Items from a dataset:
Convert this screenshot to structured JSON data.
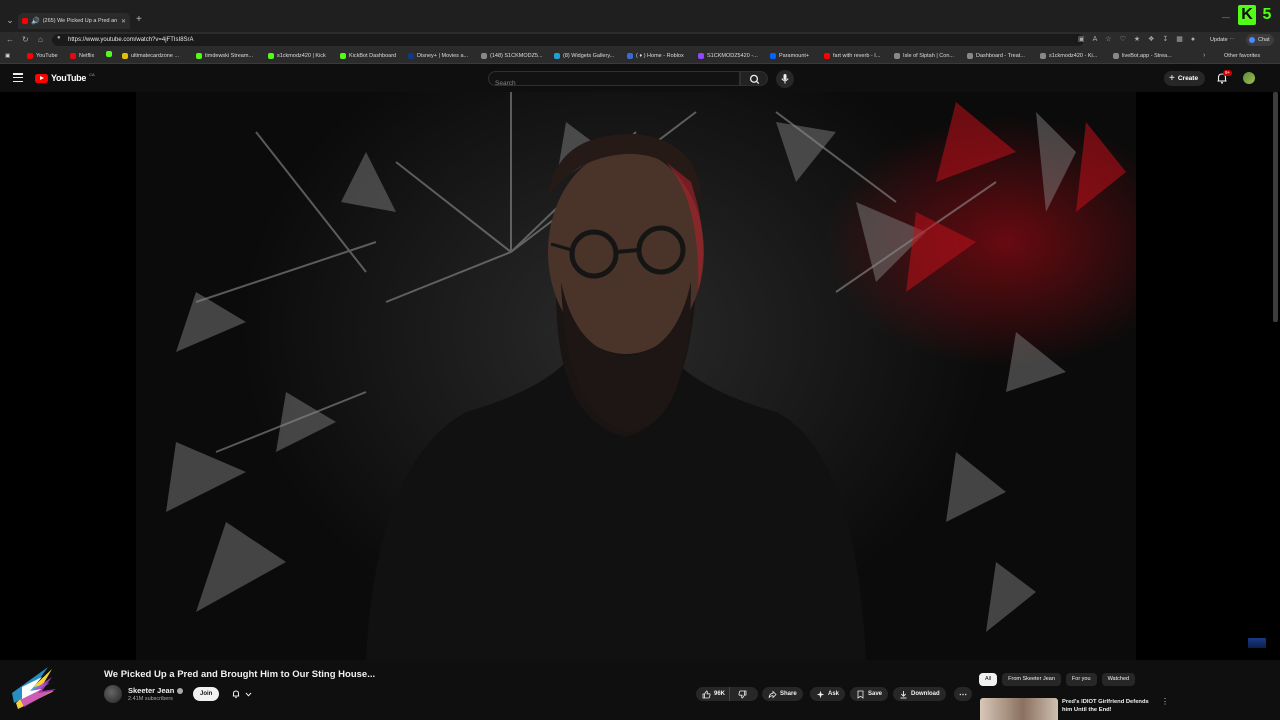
{
  "browser": {
    "tab_title": "(265) We Picked Up a Pred an",
    "url": "https://www.youtube.com/watch?v=4jFTIsI8SrA",
    "update_label": "Update",
    "chat_label": "Chat",
    "kick_letters": [
      "K",
      "5"
    ],
    "bookmarks": [
      {
        "label": "YouTube",
        "icon": "youtube-icon",
        "color": "#ff0000"
      },
      {
        "label": "Netflix",
        "icon": "netflix-icon",
        "color": "#e50914"
      },
      {
        "label": "ultimatecardzone ...",
        "icon": "globe-icon",
        "color": "#e0c000"
      },
      {
        "label": "timdewski Stream...",
        "icon": "kick-icon",
        "color": "#53fc18"
      },
      {
        "label": "s1ckmodz420 | Kick",
        "icon": "kick-icon",
        "color": "#53fc18"
      },
      {
        "label": "KickBot Dashboard",
        "icon": "kick-icon",
        "color": "#53fc18"
      },
      {
        "label": "Disney+ | Movies a...",
        "icon": "disney-icon",
        "color": "#0b3a8a"
      },
      {
        "label": "(148) S1CKMODZ5...",
        "icon": "globe-icon",
        "color": "#888888"
      },
      {
        "label": "(8) Widgets Gallery...",
        "icon": "widgets-icon",
        "color": "#20a0d0"
      },
      {
        "label": "( ♦ ) Home - Roblox",
        "icon": "roblox-icon",
        "color": "#3a6ad0"
      },
      {
        "label": "S1CKMODZ5420 -...",
        "icon": "twitch-icon",
        "color": "#9146ff"
      },
      {
        "label": "Paramount+",
        "icon": "paramount-icon",
        "color": "#0064ff"
      },
      {
        "label": "fart with reverb - I...",
        "icon": "youtube-icon",
        "color": "#ff0000"
      },
      {
        "label": "Isle of Siptah | Con...",
        "icon": "globe-icon",
        "color": "#888888"
      },
      {
        "label": "Dashboard - Treat...",
        "icon": "globe-icon",
        "color": "#888888"
      },
      {
        "label": "s1ckmodz420 - Ki...",
        "icon": "globe-icon",
        "color": "#888888"
      },
      {
        "label": "liveBot.app - Strea...",
        "icon": "globe-icon",
        "color": "#888888"
      }
    ],
    "other_favorites": "Other favorites"
  },
  "youtube": {
    "logo_text": "YouTube",
    "country_code": "CA",
    "search_placeholder": "Search",
    "create_label": "Create",
    "notification_badge": "9+"
  },
  "video": {
    "title": "We Picked Up a Pred and Brought Him to Our Sting House...",
    "channel_name": "Skeeter Jean",
    "subscribers": "2.41M subscribers",
    "join_label": "Join",
    "likes": "96K",
    "share_label": "Share",
    "ask_label": "Ask",
    "save_label": "Save",
    "download_label": "Download"
  },
  "recommendations": {
    "chips": [
      "All",
      "From Skeeter Jean",
      "For you",
      "Watched"
    ],
    "active_chip": "All",
    "first_video_title": "Pred's IDIOT Girlfriend Defends him Until the End!"
  },
  "colors": {
    "brand_red": "#ff0000",
    "kick_green": "#53fc18",
    "background": "#0f0f0f"
  }
}
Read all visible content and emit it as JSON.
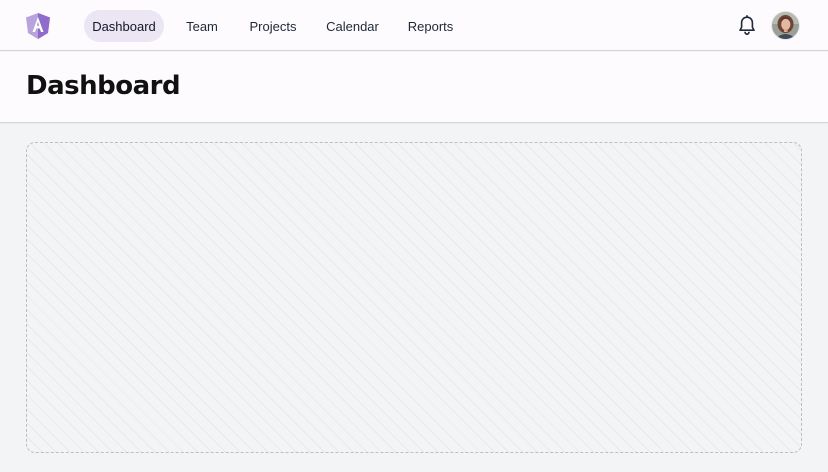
{
  "nav": {
    "items": [
      {
        "label": "Dashboard",
        "active": true
      },
      {
        "label": "Team",
        "active": false
      },
      {
        "label": "Projects",
        "active": false
      },
      {
        "label": "Calendar",
        "active": false
      },
      {
        "label": "Reports",
        "active": false
      }
    ]
  },
  "icons": {
    "logo": "brand-logo-icon",
    "notifications": "bell-icon",
    "user": "avatar"
  },
  "header": {
    "title": "Dashboard"
  },
  "colors": {
    "accent": "#8a63c6",
    "active_nav_bg": "#ebe5f4",
    "page_bg": "#f3f4f6",
    "surface": "#fdfbfe"
  }
}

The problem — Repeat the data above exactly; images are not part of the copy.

Worked solution —
Convert this screenshot to structured JSON data.
{
  "browser": {
    "tab_title": "(265) We Picked Up a Pred an",
    "url": "https://www.youtube.com/watch?v=4jFTIsI8SrA",
    "update_label": "Update",
    "chat_label": "Chat",
    "kick_letters": [
      "K",
      "5"
    ],
    "bookmarks": [
      {
        "label": "YouTube",
        "icon": "youtube-icon",
        "color": "#ff0000"
      },
      {
        "label": "Netflix",
        "icon": "netflix-icon",
        "color": "#e50914"
      },
      {
        "label": "ultimatecardzone ...",
        "icon": "globe-icon",
        "color": "#e0c000"
      },
      {
        "label": "timdewski Stream...",
        "icon": "kick-icon",
        "color": "#53fc18"
      },
      {
        "label": "s1ckmodz420 | Kick",
        "icon": "kick-icon",
        "color": "#53fc18"
      },
      {
        "label": "KickBot Dashboard",
        "icon": "kick-icon",
        "color": "#53fc18"
      },
      {
        "label": "Disney+ | Movies a...",
        "icon": "disney-icon",
        "color": "#0b3a8a"
      },
      {
        "label": "(148) S1CKMODZ5...",
        "icon": "globe-icon",
        "color": "#888888"
      },
      {
        "label": "(8) Widgets Gallery...",
        "icon": "widgets-icon",
        "color": "#20a0d0"
      },
      {
        "label": "( ♦ ) Home - Roblox",
        "icon": "roblox-icon",
        "color": "#3a6ad0"
      },
      {
        "label": "S1CKMODZ5420 -...",
        "icon": "twitch-icon",
        "color": "#9146ff"
      },
      {
        "label": "Paramount+",
        "icon": "paramount-icon",
        "color": "#0064ff"
      },
      {
        "label": "fart with reverb - I...",
        "icon": "youtube-icon",
        "color": "#ff0000"
      },
      {
        "label": "Isle of Siptah | Con...",
        "icon": "globe-icon",
        "color": "#888888"
      },
      {
        "label": "Dashboard - Treat...",
        "icon": "globe-icon",
        "color": "#888888"
      },
      {
        "label": "s1ckmodz420 - Ki...",
        "icon": "globe-icon",
        "color": "#888888"
      },
      {
        "label": "liveBot.app - Strea...",
        "icon": "globe-icon",
        "color": "#888888"
      }
    ],
    "other_favorites": "Other favorites"
  },
  "youtube": {
    "logo_text": "YouTube",
    "country_code": "CA",
    "search_placeholder": "Search",
    "create_label": "Create",
    "notification_badge": "9+"
  },
  "video": {
    "title": "We Picked Up a Pred and Brought Him to Our Sting House...",
    "channel_name": "Skeeter Jean",
    "subscribers": "2.41M subscribers",
    "join_label": "Join",
    "likes": "96K",
    "share_label": "Share",
    "ask_label": "Ask",
    "save_label": "Save",
    "download_label": "Download"
  },
  "recommendations": {
    "chips": [
      "All",
      "From Skeeter Jean",
      "For you",
      "Watched"
    ],
    "active_chip": "All",
    "first_video_title": "Pred's IDIOT Girlfriend Defends him Until the End!"
  },
  "colors": {
    "brand_red": "#ff0000",
    "kick_green": "#53fc18",
    "background": "#0f0f0f"
  }
}
Read all visible content and emit it as JSON.
{
  "nav": {
    "items": [
      {
        "label": "Dashboard",
        "active": true
      },
      {
        "label": "Team",
        "active": false
      },
      {
        "label": "Projects",
        "active": false
      },
      {
        "label": "Calendar",
        "active": false
      },
      {
        "label": "Reports",
        "active": false
      }
    ]
  },
  "icons": {
    "logo": "brand-logo-icon",
    "notifications": "bell-icon",
    "user": "avatar"
  },
  "header": {
    "title": "Dashboard"
  },
  "colors": {
    "accent": "#8a63c6",
    "active_nav_bg": "#ebe5f4",
    "page_bg": "#f3f4f6",
    "surface": "#fdfbfe"
  }
}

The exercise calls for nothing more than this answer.